What you have to do ▸
In the material below, find each line that contains the word "Rölyef" and copy it.

Source data below:

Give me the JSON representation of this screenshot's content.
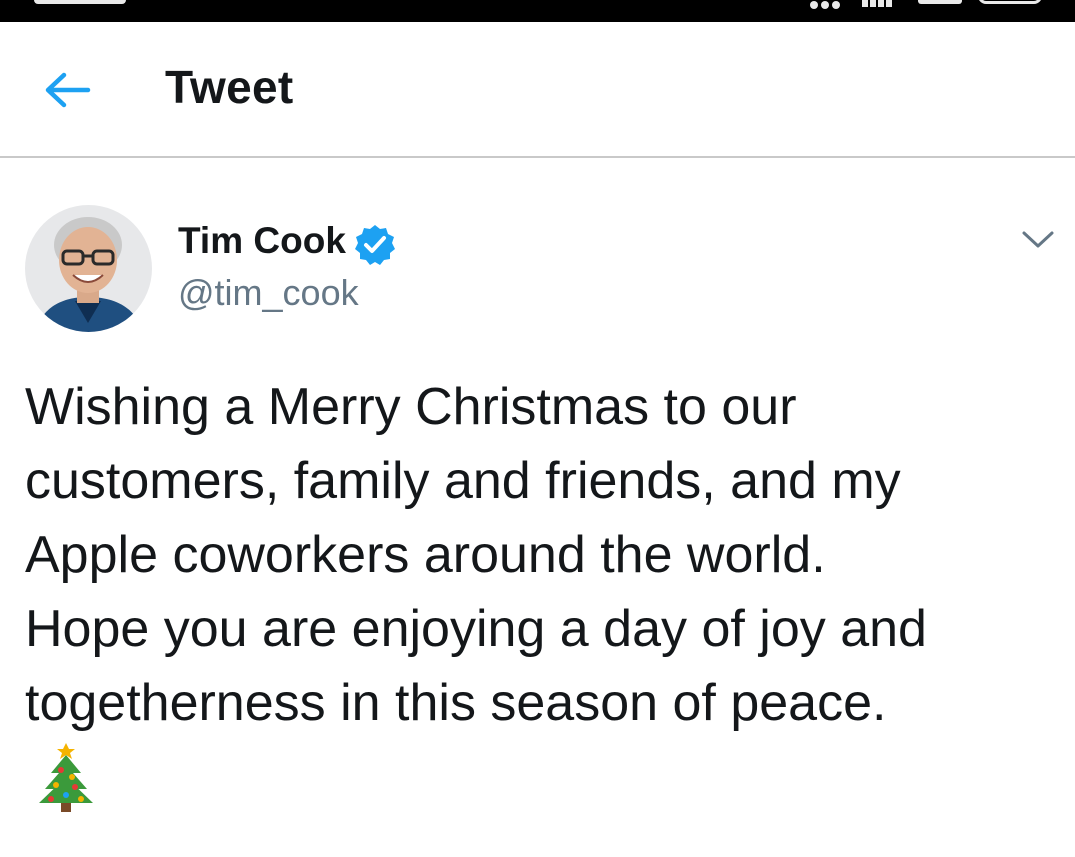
{
  "header": {
    "title": "Tweet",
    "back_icon": "arrow-left-icon"
  },
  "tweet": {
    "author": {
      "display_name": "Tim Cook",
      "handle": "@tim_cook",
      "verified": true,
      "verified_icon": "verified-badge-icon"
    },
    "text_lines": [
      "Wishing a Merry Christmas to our",
      "customers, family and friends, and my",
      "Apple coworkers around the world.",
      "Hope you are enjoying a day of joy and",
      "togetherness in this season of peace."
    ],
    "emoji": "christmas-tree-icon",
    "menu_icon": "chevron-down-icon"
  },
  "colors": {
    "accent": "#1da1f2",
    "text_primary": "#14171a",
    "text_secondary": "#657786",
    "divider": "#c9c9c9",
    "status_bar": "#000000"
  }
}
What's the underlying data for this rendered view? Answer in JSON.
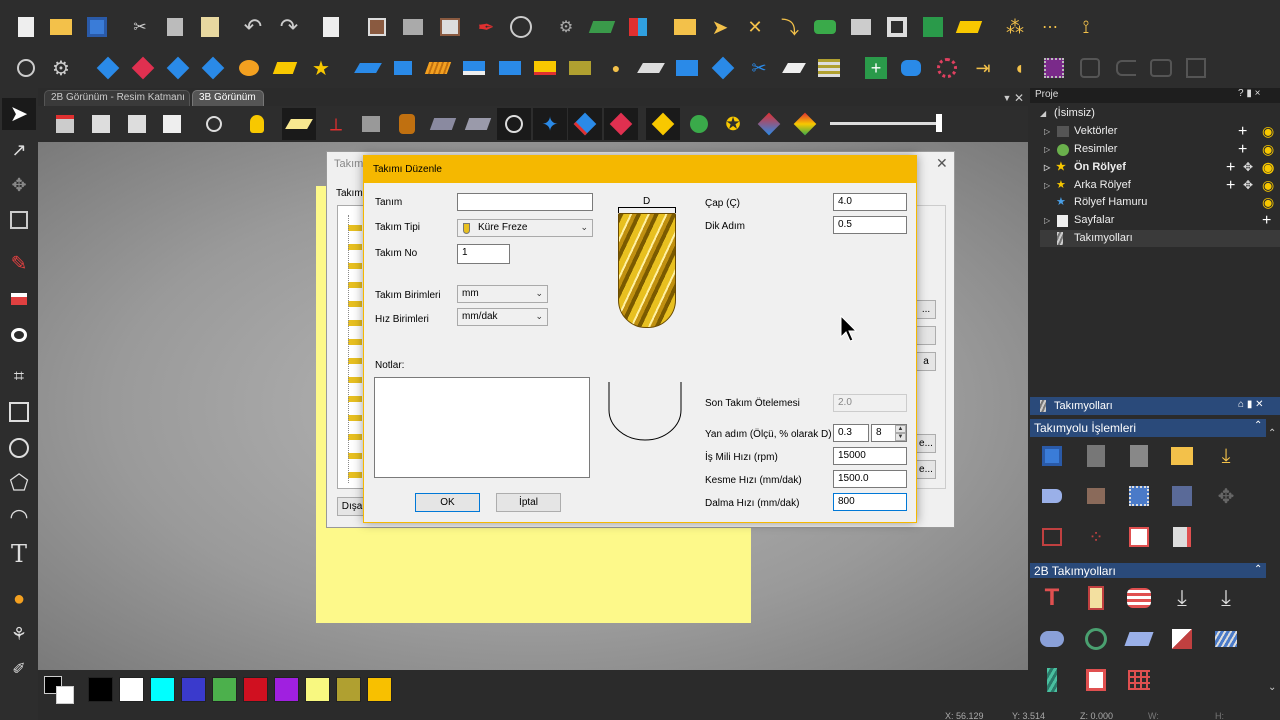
{
  "tabs": [
    "2B Görünüm - Resim Katmanı",
    "3B Görünüm"
  ],
  "background_dialog": {
    "title": "Takım",
    "label": "Takım",
    "bottom_button": "Dışa"
  },
  "dialog": {
    "title": "Takımı Düzenle",
    "tanim_label": "Tanım",
    "tanim_value": "",
    "takim_tipi_label": "Takım Tipi",
    "takim_tipi_value": "Küre Freze",
    "takim_no_label": "Takım No",
    "takim_no_value": "1",
    "takim_birimleri_label": "Takım Birimleri",
    "takim_birimleri_value": "mm",
    "hiz_birimleri_label": "Hız Birimleri",
    "hiz_birimleri_value": "mm/dak",
    "notlar_label": "Notlar:",
    "diagram_d_label": "D",
    "cap_label": "Çap (Ç)",
    "cap_value": "4.0",
    "dik_adim_label": "Dik Adım",
    "dik_adim_value": "0.5",
    "son_takim_label": "Son Takım Ötelemesi",
    "son_takim_value": "2.0",
    "yan_adim_label": "Yan adım (Ölçü, % olarak D)",
    "yan_adim_value": "0.3",
    "yan_adim_pct": "8",
    "is_mili_label": "İş Mili Hızı (rpm)",
    "is_mili_value": "15000",
    "kesme_label": "Kesme Hızı (mm/dak)",
    "kesme_value": "1500.0",
    "dalma_label": "Dalma Hızı (mm/dak)",
    "dalma_value": "800",
    "ok_label": "OK",
    "cancel_label": "İptal"
  },
  "project_panel": {
    "title": "Proje",
    "controls": "? ▮ ×",
    "items": [
      "(İsimsiz)",
      "Vektörler",
      "Resimler",
      "Ön Rölyef",
      "Arka Rölyef",
      "Rölyef Hamuru",
      "Sayfalar",
      "Takımyolları"
    ]
  },
  "toolpaths_panel": {
    "title": "Takımyolları",
    "section1": "Takımyolu İşlemleri",
    "section2": "2B Takımyolları"
  },
  "status_bar": {
    "x": "X: 56.129",
    "y": "Y: 3.514",
    "z": "Z: 0.000",
    "w": "W:",
    "h": "H:"
  },
  "colors": {
    "palette": [
      "#000000",
      "#ffffff",
      "#00ffff",
      "#3a3acc",
      "#4cb04c",
      "#d01020",
      "#a020e0",
      "#f8f880",
      "#b0a030",
      "#f8c000"
    ],
    "dialog_title_bar": "#f5b800",
    "workspace": "#9a9a9a",
    "sheet": "#fdf98a"
  }
}
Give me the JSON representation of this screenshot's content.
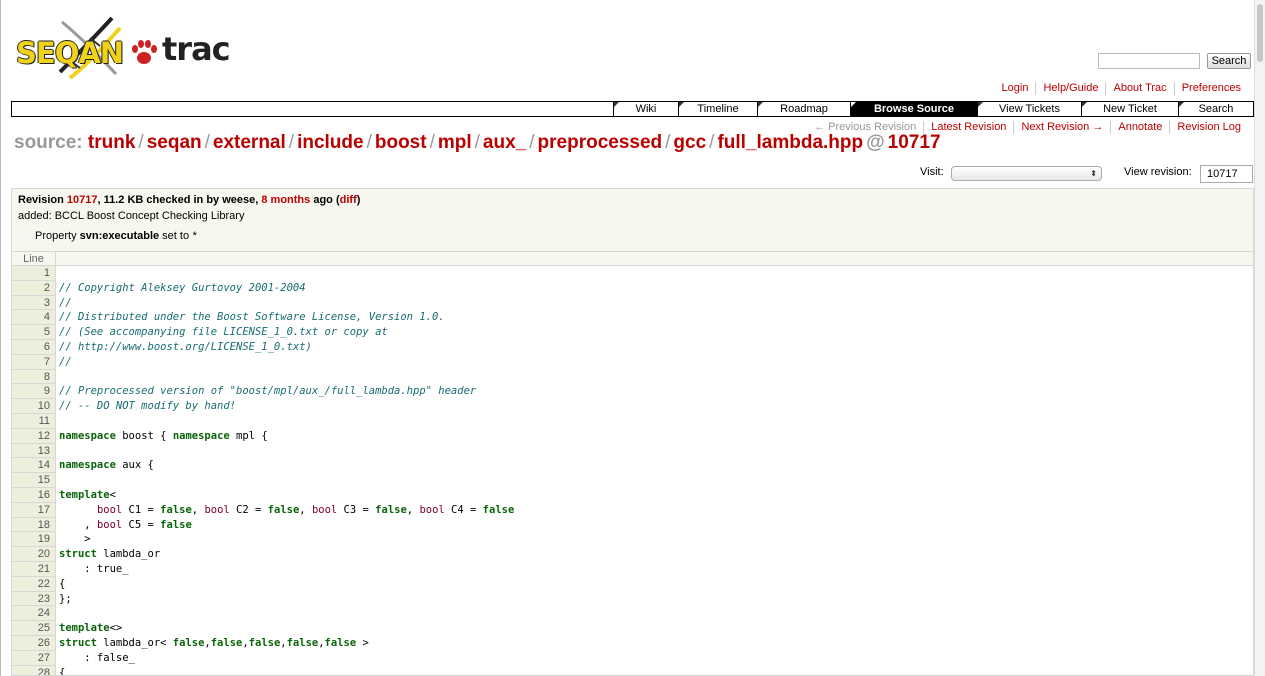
{
  "logo": {
    "seqan": "SEQAN",
    "trac": "trac"
  },
  "search": {
    "button_label": "Search",
    "value": ""
  },
  "metanav": [
    "Login",
    "Help/Guide",
    "About Trac",
    "Preferences"
  ],
  "mainnav": {
    "items": [
      "Wiki",
      "Timeline",
      "Roadmap",
      "Browse Source",
      "View Tickets",
      "New Ticket",
      "Search"
    ],
    "active": "Browse Source"
  },
  "ctxtnav": {
    "previous_revision": "← Previous Revision",
    "latest_revision": "Latest Revision",
    "next_revision": "Next Revision →",
    "annotate": "Annotate",
    "revision_log": "Revision Log"
  },
  "path": {
    "label": "source:",
    "segments": [
      "trunk",
      "seqan",
      "external",
      "include",
      "boost",
      "mpl",
      "aux_",
      "preprocessed",
      "gcc",
      "full_lambda.hpp"
    ],
    "at": "@",
    "revision": "10717"
  },
  "visit": {
    "label": "Visit:",
    "selected": ""
  },
  "view_revision": {
    "label": "View revision:",
    "value": "10717"
  },
  "info": {
    "revision_prefix": "Revision ",
    "revision": "10717",
    "size_text": ", 11.2 KB checked in by weese, ",
    "age": "8 months",
    "age_suffix": " ago (",
    "diff": "diff",
    "close": ")",
    "message": "added: BCCL Boost Concept Checking Library",
    "property_prefix": "Property ",
    "property_name": "svn:executable",
    "property_mid": " set to ",
    "property_value": "*"
  },
  "code": {
    "line_header": "Line",
    "lines": [
      [],
      [
        [
          "c",
          "// Copyright Aleksey Gurtovoy 2001-2004"
        ]
      ],
      [
        [
          "c",
          "//"
        ]
      ],
      [
        [
          "c",
          "// Distributed under the Boost Software License, Version 1.0."
        ]
      ],
      [
        [
          "c",
          "// (See accompanying file LICENSE_1_0.txt or copy at"
        ]
      ],
      [
        [
          "c",
          "// http://www.boost.org/LICENSE_1_0.txt)"
        ]
      ],
      [
        [
          "c",
          "//"
        ]
      ],
      [],
      [
        [
          "c",
          "// Preprocessed version of \"boost/mpl/aux_/full_lambda.hpp\" header"
        ]
      ],
      [
        [
          "c",
          "// -- DO NOT modify by hand!"
        ]
      ],
      [],
      [
        [
          "k",
          "namespace"
        ],
        [
          "p",
          " boost { "
        ],
        [
          "k",
          "namespace"
        ],
        [
          "p",
          " mpl {"
        ]
      ],
      [],
      [
        [
          "k",
          "namespace"
        ],
        [
          "p",
          " aux {"
        ]
      ],
      [],
      [
        [
          "k",
          "template"
        ],
        [
          "p",
          "<"
        ]
      ],
      [
        [
          "p",
          "      "
        ],
        [
          "t",
          "bool"
        ],
        [
          "p",
          " C1 = "
        ],
        [
          "k",
          "false"
        ],
        [
          "p",
          ", "
        ],
        [
          "t",
          "bool"
        ],
        [
          "p",
          " C2 = "
        ],
        [
          "k",
          "false"
        ],
        [
          "p",
          ", "
        ],
        [
          "t",
          "bool"
        ],
        [
          "p",
          " C3 = "
        ],
        [
          "k",
          "false"
        ],
        [
          "p",
          ", "
        ],
        [
          "t",
          "bool"
        ],
        [
          "p",
          " C4 = "
        ],
        [
          "k",
          "false"
        ]
      ],
      [
        [
          "p",
          "    , "
        ],
        [
          "t",
          "bool"
        ],
        [
          "p",
          " C5 = "
        ],
        [
          "k",
          "false"
        ]
      ],
      [
        [
          "p",
          "    >"
        ]
      ],
      [
        [
          "k",
          "struct"
        ],
        [
          "p",
          " lambda_or"
        ]
      ],
      [
        [
          "p",
          "    : true_"
        ]
      ],
      [
        [
          "p",
          "{"
        ]
      ],
      [
        [
          "p",
          "};"
        ]
      ],
      [],
      [
        [
          "k",
          "template"
        ],
        [
          "p",
          "<>"
        ]
      ],
      [
        [
          "k",
          "struct"
        ],
        [
          "p",
          " lambda_or< "
        ],
        [
          "k",
          "false"
        ],
        [
          "p",
          ","
        ],
        [
          "k",
          "false"
        ],
        [
          "p",
          ","
        ],
        [
          "k",
          "false"
        ],
        [
          "p",
          ","
        ],
        [
          "k",
          "false"
        ],
        [
          "p",
          ","
        ],
        [
          "k",
          "false"
        ],
        [
          "p",
          " >"
        ]
      ],
      [
        [
          "p",
          "    : false_"
        ]
      ],
      [
        [
          "p",
          "{"
        ]
      ]
    ]
  }
}
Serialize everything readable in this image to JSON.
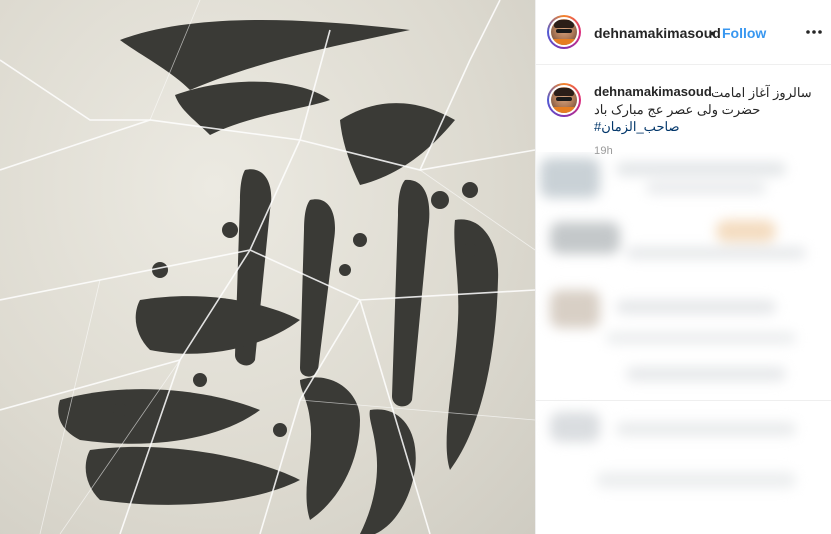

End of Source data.

Written answer ▸
      "Ön Rölyef",
      "Arka Rölyef",
      "Rölyef Hamuru",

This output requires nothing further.